#286 Self Driving : The day I Became Redundant

The advantage of robotic cars of course is they will allow more free time for humans to catch up on email and cute kitten vids. But Smith’s mistrust of the “Future Perfect” is deep and abiding.

Dave Bowman: “Open the pod bay doors, HAL.”
HAL: “I’m sorry, Dave I’m afraid I can’t do that.”
Dave: “What’s the problem?”
HAL: “I think you know what the problem is just as well as I do.”
Dave: “What are you talking about, HAL?”
HAL: “This mission is too important for me to allow you to jeopardize it.”
2001: A Space Odyssey

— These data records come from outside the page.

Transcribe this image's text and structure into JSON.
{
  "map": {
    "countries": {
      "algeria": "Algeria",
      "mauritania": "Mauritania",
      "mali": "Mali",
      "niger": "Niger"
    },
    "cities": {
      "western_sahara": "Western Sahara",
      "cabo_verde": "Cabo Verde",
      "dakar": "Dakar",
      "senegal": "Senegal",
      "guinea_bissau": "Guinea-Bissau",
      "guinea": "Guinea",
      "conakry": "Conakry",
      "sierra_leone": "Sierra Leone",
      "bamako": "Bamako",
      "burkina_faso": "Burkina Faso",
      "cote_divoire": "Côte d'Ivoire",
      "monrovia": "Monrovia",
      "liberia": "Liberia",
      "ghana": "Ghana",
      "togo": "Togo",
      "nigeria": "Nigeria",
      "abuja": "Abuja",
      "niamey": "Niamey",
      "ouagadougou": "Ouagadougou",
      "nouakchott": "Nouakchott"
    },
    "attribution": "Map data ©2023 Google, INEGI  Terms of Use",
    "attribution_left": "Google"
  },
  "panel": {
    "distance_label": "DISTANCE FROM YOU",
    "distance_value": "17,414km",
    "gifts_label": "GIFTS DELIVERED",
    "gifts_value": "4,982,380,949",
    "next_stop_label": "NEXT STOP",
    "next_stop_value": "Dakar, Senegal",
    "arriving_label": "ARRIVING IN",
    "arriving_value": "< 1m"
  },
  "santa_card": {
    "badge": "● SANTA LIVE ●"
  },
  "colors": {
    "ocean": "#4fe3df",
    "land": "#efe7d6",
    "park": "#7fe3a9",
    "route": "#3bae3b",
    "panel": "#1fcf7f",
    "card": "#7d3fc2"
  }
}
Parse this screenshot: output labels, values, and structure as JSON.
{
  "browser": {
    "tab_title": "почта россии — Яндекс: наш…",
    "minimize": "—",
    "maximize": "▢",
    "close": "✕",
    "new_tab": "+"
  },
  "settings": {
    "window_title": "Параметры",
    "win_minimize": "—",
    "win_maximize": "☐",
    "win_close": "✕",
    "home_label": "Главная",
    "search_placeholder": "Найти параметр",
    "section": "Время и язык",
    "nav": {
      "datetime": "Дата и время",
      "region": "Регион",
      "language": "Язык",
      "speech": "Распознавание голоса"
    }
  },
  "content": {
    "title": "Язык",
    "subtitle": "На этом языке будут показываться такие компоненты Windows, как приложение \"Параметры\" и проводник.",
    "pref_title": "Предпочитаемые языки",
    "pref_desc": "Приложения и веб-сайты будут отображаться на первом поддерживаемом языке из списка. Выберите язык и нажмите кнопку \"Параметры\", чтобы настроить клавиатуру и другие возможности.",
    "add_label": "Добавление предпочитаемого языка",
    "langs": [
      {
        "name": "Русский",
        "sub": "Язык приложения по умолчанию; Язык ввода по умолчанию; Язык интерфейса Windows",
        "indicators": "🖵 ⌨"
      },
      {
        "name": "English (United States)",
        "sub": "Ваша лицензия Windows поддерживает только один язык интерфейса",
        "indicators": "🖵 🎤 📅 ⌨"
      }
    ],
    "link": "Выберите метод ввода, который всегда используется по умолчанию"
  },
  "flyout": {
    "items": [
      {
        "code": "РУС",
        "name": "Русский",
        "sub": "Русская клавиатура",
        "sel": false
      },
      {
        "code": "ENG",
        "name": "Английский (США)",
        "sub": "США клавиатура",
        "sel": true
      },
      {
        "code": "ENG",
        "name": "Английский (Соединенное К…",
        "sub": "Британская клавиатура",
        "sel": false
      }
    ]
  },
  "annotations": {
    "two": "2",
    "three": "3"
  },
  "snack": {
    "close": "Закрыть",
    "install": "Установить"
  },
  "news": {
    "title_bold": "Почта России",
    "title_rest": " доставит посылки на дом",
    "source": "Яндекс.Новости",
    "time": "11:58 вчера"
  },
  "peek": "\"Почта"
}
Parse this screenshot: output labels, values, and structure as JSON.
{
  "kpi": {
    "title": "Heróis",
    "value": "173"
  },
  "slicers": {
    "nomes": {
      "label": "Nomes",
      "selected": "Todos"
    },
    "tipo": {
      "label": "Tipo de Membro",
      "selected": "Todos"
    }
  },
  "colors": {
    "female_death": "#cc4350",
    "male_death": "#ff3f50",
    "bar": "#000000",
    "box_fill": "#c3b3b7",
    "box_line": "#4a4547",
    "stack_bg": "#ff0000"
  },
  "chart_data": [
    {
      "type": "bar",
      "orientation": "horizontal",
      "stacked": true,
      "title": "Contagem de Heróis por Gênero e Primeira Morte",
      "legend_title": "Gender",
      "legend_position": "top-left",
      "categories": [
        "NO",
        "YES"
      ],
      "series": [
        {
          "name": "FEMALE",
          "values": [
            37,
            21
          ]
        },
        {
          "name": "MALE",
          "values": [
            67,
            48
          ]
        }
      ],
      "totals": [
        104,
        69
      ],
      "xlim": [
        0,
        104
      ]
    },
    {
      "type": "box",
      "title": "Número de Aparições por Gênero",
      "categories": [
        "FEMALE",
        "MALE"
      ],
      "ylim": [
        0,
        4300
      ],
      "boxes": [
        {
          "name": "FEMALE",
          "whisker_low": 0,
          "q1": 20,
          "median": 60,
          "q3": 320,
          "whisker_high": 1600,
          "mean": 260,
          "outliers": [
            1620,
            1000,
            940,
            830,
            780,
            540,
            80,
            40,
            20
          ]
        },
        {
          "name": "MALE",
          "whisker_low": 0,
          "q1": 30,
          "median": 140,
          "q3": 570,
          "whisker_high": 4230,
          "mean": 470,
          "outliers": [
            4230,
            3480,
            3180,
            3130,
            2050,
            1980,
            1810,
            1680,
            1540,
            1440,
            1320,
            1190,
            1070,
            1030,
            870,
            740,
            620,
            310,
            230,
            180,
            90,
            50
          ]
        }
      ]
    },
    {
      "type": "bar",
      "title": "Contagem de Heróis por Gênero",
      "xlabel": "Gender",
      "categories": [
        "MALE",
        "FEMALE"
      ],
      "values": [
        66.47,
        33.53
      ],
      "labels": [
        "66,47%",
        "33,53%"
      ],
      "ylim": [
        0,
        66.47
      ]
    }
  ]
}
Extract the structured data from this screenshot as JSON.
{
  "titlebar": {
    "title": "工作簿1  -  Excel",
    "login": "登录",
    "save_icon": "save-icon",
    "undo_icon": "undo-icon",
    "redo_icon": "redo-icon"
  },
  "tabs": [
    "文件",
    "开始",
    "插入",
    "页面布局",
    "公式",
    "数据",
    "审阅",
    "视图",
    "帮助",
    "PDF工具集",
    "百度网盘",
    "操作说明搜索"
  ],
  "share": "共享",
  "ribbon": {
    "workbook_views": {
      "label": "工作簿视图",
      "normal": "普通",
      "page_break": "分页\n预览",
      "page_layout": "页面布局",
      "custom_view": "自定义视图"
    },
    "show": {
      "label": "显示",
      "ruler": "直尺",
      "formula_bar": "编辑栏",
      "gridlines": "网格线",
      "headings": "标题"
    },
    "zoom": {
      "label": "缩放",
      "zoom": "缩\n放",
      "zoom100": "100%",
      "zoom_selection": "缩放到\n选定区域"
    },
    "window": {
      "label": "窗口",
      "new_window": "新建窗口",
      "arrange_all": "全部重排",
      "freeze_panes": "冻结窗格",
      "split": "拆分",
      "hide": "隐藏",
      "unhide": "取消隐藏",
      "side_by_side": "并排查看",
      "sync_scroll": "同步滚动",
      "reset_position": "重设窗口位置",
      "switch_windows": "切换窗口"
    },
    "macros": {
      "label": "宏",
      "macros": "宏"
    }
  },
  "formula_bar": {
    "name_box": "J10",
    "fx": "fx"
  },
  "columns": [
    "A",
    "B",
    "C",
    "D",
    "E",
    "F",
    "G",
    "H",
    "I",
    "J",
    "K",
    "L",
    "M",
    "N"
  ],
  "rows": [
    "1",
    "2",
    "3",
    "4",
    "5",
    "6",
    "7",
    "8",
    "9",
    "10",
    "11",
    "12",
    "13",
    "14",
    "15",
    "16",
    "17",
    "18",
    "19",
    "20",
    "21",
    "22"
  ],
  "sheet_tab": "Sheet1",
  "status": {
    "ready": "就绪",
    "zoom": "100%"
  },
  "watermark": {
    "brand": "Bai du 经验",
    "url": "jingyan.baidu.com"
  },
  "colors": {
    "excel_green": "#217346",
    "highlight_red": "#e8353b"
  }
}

A curious thing happened in Nevada in May this year: a car passed its driving test.
Yes, you read that right. After negotiating freeways, state highways, suburban subdivisions and even the Las Vegas strip on its own, a robotically-controlled Google autonomous vehicle based on a Toyota Prius was granted a special Nevada driver’s licence, allowing it to roam the streets without any human input. The robotic Prius uses a combination of mapping data, radar, laser sensors and video feeds all linked to a central processor that operates the vehicle’s controls. California is also said to be considering legislation to allow cars to drive themselves on its roads.
If you think this sounds a little scary, Google’s self driving cars have already established a safety record well beyond human achievability with over 200,000 collision-free miles. Human error at some level accounts for almost all crashes on the street, to the point where Google’s engineers consider human interference to be a “bug” in their control systems. Google executive chairman Eric Schmidt is even on record as saying it’s “amazing to me” that humans are allowed to drive at all.
The autonomous car isn’t much of a stretch from a technical standpoint. Cars already park themselves, automatically maintain safe distances in traffic, and use infrared to “see” hazards at night. And there’s certainly a big enough incentive for the driverless car. There are around 33,000 deaths and 1.2 million injuries on US roads each year (doubtless a proportionate toll in Canada), almost all attributable to human error. AAA estimates that costs the US a whopping $164.2 billion—aside from the personal suffering and distress.
I heard recently about research that shows today’s young drivers are far more interested in staying connected than with steering. When alerted to the dangers of distracted driving, texting teens will often respond that we’ve got it backwards: the car is the distraction, not the mobile device or dashboard display. They’d prefer the car took over the driving so they could watch more kitten videos. The car is getting in the way of their communications, not the other way around …
And future cars are going to carry a significantly larger load of connectivity, navigation and entertainment interfaces, whether fitted as original equipment or aftermarket. I remember a harrowing taxi ride in Warsaw a year or so ago as the driver wove his way through back-street traffic while catching up with his favourite soap on a TV plugged in the dash. That’s nothing compared to what’s coming down the pipe. The inexorable rise of distracted driving incidents will also steer us toward the self driving automobile .
So if the NexGens aren’t interested in driving for its own sake, then the self-driving car may catch on faster than we think. Most commentators expect the first autonomous vehicles to be delivery and public service vehicles, taxis and buses. There is more work to be done, though: autonomous cars don’t yet cope well with snow, or with hand directions given by traffic cops and flaggers. The good news—they’ll never turn left across your path.
So projecting into the future when the majority of cars and trucks on the road are robotic and driven perfectly safely—always stopping at stop signs, never speeding, never running red lights, never making unsafe turns or changes of direction—whither motorcycles? At first take, it sounds like heaven. Cars will know you’re there and stay out of your way. And as all the cars will be designed to drive within the law at all times (after all, how can you give a car a ticket?), there’ll be little justification for traffic enforcement. A biker’s paradise?
What about robotic motorcycles? They’ve certainly been demonstrated—in the Defense Advanced Research Projects Agency (DARPA) Challenge, for example. But somehow I can’t see them catching on, unless it’s some kind of narrow-track three-wheeler like the Piaggio MP3. But then if your bike rides itself, you might as well get in a car.
So what’s not to like? Roads will be much safer and cars confined to steady processions of predictability, while motorcycles roam free. Sounds perfect? But be careful what you wish for …
How likely is it, once that tipping point has been reached and the majority of vehicles are robotic, that a klatch of unpredictable human-operated vehicles would be tolerated on the road? Not likely, because they’d be the only ones causing crashes. Motorcycles would be banished to join the penny-farthings and the boneshakers in the transportation museum. And here’s the catch—as a side effect of robotic cars making the roads safer for motorcycling, motorcycles will inevitably be consigned to the trash can of history.